Carrese indicates that in his own practice as a primary care physician, "for the past several years, more of my patients have died in their home, with family under home hospice than in the hospital."
A complex case
There are cases when the decision is not made easily, depending on circumstances of the patient's health needs and lack of family support or adequate resources for home health care or hospice.
Carrese explains such a difficult case "a chronically debilitated and bed-bound 86-year-old woman," who despite having no family or financial resources, wished above all considerations to return home. Carrese describes the case in his paper, "Refusal of Care: Patients' Well-being and Physicians' Ethical Obligations," published in JAMA in 2006.1
In the paper, he writes, "Honoring patients' wishes becomes difficult when doing so threatens their well-being."
After being admitted to the hospital "with an acute change of mental status," the woman was ultimately stabilized.
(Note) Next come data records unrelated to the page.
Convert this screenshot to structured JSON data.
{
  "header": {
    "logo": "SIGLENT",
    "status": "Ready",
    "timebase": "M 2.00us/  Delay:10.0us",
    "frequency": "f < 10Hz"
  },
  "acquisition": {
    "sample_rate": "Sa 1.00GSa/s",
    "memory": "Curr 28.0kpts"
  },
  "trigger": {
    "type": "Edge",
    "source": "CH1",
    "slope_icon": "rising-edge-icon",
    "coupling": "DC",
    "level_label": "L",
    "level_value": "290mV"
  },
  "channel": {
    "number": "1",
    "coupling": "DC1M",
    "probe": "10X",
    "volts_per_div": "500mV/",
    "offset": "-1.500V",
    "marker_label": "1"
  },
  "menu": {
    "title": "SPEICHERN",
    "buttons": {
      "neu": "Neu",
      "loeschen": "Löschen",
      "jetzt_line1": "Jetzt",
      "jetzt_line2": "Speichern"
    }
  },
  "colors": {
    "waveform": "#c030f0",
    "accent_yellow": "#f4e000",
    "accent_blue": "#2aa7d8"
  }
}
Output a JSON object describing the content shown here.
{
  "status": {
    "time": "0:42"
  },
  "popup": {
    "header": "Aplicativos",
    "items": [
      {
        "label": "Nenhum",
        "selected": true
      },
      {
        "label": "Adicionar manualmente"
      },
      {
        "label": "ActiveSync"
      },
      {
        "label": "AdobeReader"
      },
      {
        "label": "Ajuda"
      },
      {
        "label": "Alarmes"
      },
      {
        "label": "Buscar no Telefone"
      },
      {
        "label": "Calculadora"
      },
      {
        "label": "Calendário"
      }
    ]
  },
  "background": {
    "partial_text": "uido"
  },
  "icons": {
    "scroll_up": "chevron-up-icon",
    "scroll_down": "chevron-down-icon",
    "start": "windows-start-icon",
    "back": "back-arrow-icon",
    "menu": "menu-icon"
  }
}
The patient wanted at all costs to go directly home from the hospital. A representative of Adult Protective Services, who was involved, felt that from a safety perspective, "the patient should not be at home in her current state," according to the paper.
However, the patient had been determined to be capable of making her own decisions.
"A major challenge in this case is reconciling [two] fundamental ethical obligations that appear to be in direct conflict: 1) the duty to promote a patient's well-being and protect the patient from harm and 2) the duty to respect the wishes of a competent patient," Carrese explains in the discussion in the paper.
"Everyone involved in the patient's care was concerned that her well-being would be threatened and that the potential for harm was great if she returned directly home from her hospitalization," according to the discussion. "At the same time, all involved were troubled by the prospect of overriding her wishes."
This case was "challenging," Carrese says, because his approach to patient decision-making is based on a "shared model that we're both engaged [and] that we're both actively participating."
For cases where a patient is refusing care, Carrese outlines a "systematic" approach that he shares with his medical students, interns, and residents to try to determine, "Well, what's going on here; why is somebody refusing something that we think is going to help them, or protect them from harm? And if we can figure out what that is, sometimes we can come up with a solution that's mutually acceptable."
Avoiding unsafe discharges
Carrese suggests that everyone involved with the health care team "wants to prevent an unsafe discharge, and that was sort of a major stumbling block in this case."
"Everybody was terrified that this woman was going to go home and bad things were going to happen . . . and at our hospital, we work really hard to address this in a team, interdisciplinary fashion," he explains.
Had the patient not had decision-making capacity, the scenario would have been entirely different, and the medical team could have made the decision to keep the patient hospitalized or discharged to a lower-level health care facility.
"Assessing decision-making capacity is an important part of approaching decision-making making sure, in fact, that patients have that ability," he says.
According to Guss, the hospital is in danger of liability if it makes an unsafe discharge.
"It is absolved of liability if it clearly and carefully documents that the patient chooses to leave 'against medical advice,'" Guss notes.